Last week, the BBC revealed the 2018 World Cup was the most live-streamed World Cup ever, taking a massive leap from 15.9m requests at Brazil 2014 to 56.3m this year.
Naturally we’ve been itching to know how many 4K Ultra HD streams iPlayer (the BBC's host platform) received, and today that itch has been scratched. And, better news yet, the BBC seemed to have lived up to its promise of providing ‘tens of thousands’ of UHD streams.
The Sweden v England quarter-final tie was the BBC’s highest online-viewed live programme ever, with 3.8m requests (3.9m including on-demand) on BBC iPlayer and BBC Sport, so it’s not surprising the date of that fixture (Saturday 7th July) hosted the highest peak number of UHD streams (60,300) - although the figure includes that day’s UHD Wimbledon streams too.
The second-highest peak number (48,100) was for the France v Belgium quarter-final and the Wimbledon Men’s Singles fourth round matches, while the France v Croatia final and Wimbledon Men’s Singles final on Sunday 15th July clocked 44,300 UHD streams.
41,600 UHD streams ran for the Brazil v Belgium quarter-final and day five of Wimbledon, while the Belgium v Japan last 16 tie and first day of Wimbledon came in at 37,300.
In total, the BBC’s Ultra HD coverage received over 1.6m live requests (compared to the 66.8m total match requests on BBC iPlayer and BBC Sport).

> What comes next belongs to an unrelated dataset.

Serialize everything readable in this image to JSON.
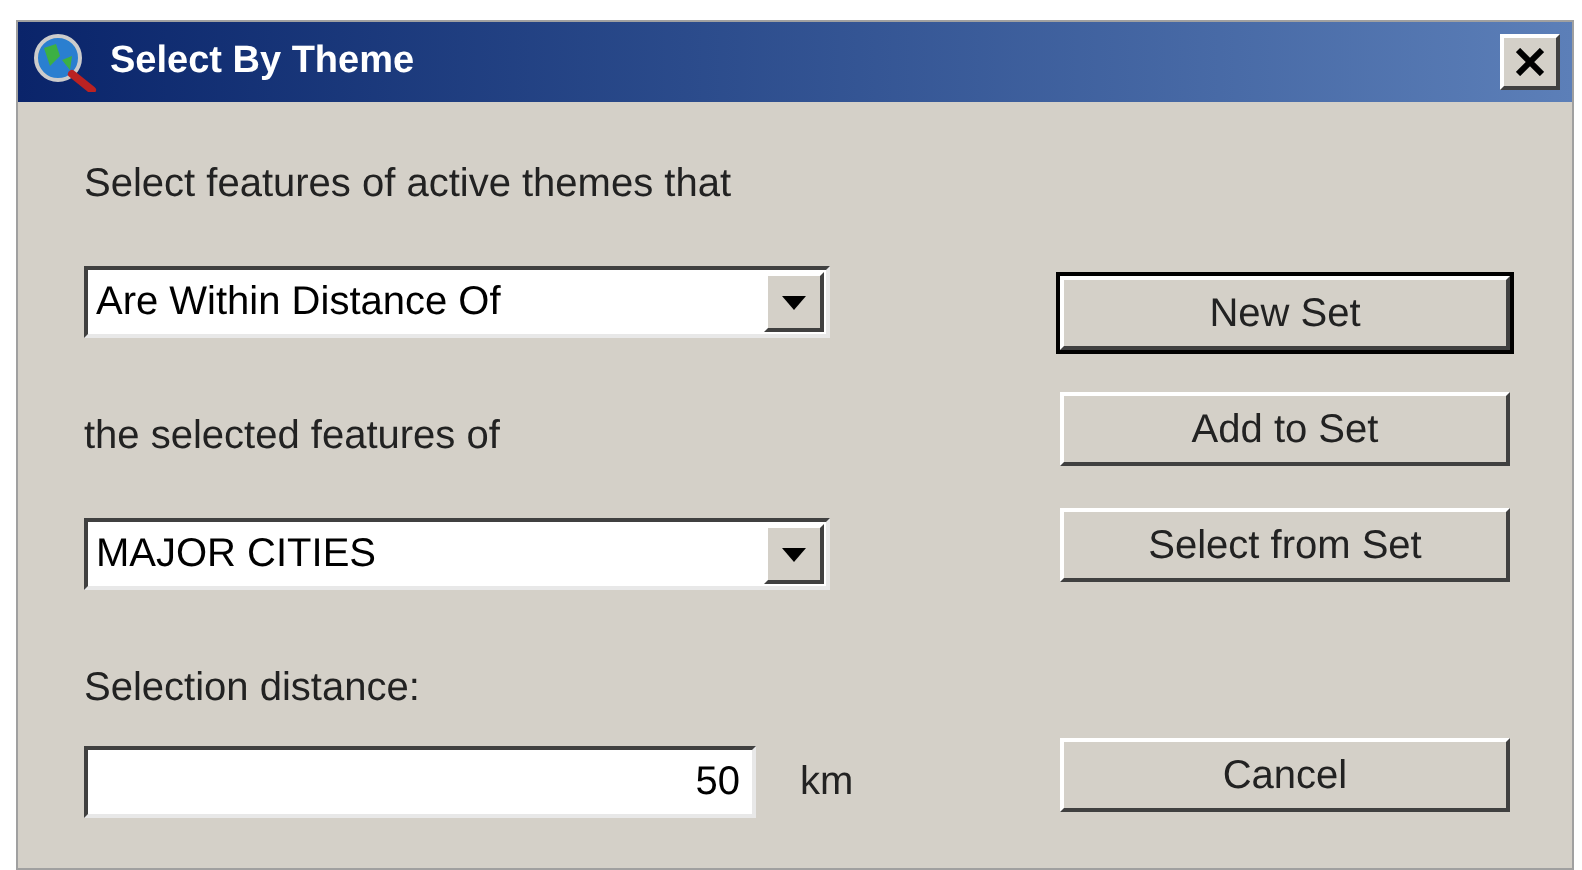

This should give the BBC confidence to deliver future 4K trials for big events, iron out some issues and hopefully one day reach a bigger audience. But how does it plan to do that? We've spoken to the BBC to find out…